[Stored data]
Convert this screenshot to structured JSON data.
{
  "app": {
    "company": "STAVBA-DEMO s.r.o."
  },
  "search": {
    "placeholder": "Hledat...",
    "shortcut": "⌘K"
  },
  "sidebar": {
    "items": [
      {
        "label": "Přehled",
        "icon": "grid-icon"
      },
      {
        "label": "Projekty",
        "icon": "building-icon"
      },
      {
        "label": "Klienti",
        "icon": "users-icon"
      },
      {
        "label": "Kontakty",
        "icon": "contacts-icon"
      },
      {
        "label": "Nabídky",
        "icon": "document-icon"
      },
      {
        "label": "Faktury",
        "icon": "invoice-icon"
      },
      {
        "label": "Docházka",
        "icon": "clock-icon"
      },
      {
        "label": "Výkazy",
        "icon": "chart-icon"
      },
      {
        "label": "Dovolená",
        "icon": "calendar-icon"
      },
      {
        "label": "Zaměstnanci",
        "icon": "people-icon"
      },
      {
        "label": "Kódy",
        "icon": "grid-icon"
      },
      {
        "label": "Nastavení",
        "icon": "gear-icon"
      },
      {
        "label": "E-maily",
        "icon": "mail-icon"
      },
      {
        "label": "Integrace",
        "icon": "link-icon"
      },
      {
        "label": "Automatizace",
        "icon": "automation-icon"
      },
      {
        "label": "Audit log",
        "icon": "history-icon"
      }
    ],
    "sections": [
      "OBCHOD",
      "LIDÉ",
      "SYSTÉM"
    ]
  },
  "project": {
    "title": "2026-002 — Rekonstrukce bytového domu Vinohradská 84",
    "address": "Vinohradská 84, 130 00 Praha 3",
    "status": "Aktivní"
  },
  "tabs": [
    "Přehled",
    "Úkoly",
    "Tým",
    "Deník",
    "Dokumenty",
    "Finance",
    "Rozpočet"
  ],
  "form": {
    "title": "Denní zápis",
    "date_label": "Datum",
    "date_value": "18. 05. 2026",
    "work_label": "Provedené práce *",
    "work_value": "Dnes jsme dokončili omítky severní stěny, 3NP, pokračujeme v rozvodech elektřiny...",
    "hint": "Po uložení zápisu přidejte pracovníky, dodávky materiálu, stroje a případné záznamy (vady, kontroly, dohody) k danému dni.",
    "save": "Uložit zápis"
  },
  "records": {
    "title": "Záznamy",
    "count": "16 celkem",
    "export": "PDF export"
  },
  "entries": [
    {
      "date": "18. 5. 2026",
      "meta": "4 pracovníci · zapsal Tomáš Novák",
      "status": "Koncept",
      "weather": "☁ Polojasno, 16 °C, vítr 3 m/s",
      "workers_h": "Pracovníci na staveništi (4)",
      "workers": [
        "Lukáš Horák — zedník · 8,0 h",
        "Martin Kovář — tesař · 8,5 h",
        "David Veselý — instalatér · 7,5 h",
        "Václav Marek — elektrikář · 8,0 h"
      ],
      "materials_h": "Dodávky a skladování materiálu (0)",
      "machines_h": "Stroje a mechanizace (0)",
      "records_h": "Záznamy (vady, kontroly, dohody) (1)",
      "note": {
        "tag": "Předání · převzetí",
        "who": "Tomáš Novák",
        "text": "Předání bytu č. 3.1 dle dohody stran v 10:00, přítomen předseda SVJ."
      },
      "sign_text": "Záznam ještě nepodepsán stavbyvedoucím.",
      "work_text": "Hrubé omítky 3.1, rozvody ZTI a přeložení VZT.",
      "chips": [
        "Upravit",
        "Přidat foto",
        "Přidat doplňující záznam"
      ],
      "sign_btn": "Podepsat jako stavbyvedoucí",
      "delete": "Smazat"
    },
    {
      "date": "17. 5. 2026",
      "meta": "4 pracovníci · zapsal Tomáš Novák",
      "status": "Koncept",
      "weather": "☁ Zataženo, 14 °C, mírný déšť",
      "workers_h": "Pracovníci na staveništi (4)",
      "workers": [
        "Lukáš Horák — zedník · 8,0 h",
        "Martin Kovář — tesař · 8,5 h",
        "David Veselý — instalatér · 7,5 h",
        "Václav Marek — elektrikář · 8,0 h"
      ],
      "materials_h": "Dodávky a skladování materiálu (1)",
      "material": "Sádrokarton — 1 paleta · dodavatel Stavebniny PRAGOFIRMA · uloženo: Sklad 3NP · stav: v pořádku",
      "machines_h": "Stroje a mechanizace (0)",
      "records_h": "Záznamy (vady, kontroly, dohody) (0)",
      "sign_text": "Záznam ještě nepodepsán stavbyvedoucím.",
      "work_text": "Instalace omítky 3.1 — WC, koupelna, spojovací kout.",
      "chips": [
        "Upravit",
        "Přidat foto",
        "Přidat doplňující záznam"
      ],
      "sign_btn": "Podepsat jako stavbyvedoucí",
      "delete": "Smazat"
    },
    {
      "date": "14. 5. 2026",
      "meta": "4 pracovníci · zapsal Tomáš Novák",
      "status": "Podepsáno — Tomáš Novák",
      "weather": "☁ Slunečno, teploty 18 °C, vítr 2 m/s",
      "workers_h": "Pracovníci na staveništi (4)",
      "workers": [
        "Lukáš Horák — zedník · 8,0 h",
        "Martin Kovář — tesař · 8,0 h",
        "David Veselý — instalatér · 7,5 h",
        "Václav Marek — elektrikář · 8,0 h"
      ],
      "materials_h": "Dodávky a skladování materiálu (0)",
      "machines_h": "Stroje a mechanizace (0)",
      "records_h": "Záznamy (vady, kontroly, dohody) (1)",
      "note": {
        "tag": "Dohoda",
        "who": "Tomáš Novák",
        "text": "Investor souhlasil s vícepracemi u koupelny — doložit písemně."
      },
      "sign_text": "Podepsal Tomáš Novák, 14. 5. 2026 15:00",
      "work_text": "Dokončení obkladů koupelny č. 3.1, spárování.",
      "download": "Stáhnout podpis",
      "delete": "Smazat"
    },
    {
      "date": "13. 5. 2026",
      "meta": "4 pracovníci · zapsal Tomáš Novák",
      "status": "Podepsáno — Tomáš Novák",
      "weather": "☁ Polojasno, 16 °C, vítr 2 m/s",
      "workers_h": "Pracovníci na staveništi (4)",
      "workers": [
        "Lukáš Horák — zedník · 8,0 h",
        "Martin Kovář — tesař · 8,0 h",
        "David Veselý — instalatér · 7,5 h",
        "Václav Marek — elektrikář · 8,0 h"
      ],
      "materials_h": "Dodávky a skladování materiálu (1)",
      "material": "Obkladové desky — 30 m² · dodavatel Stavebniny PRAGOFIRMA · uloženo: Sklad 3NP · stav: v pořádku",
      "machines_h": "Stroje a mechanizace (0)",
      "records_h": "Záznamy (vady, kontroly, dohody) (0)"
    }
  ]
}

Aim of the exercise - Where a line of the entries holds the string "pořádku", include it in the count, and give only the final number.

Response for this exercise - 2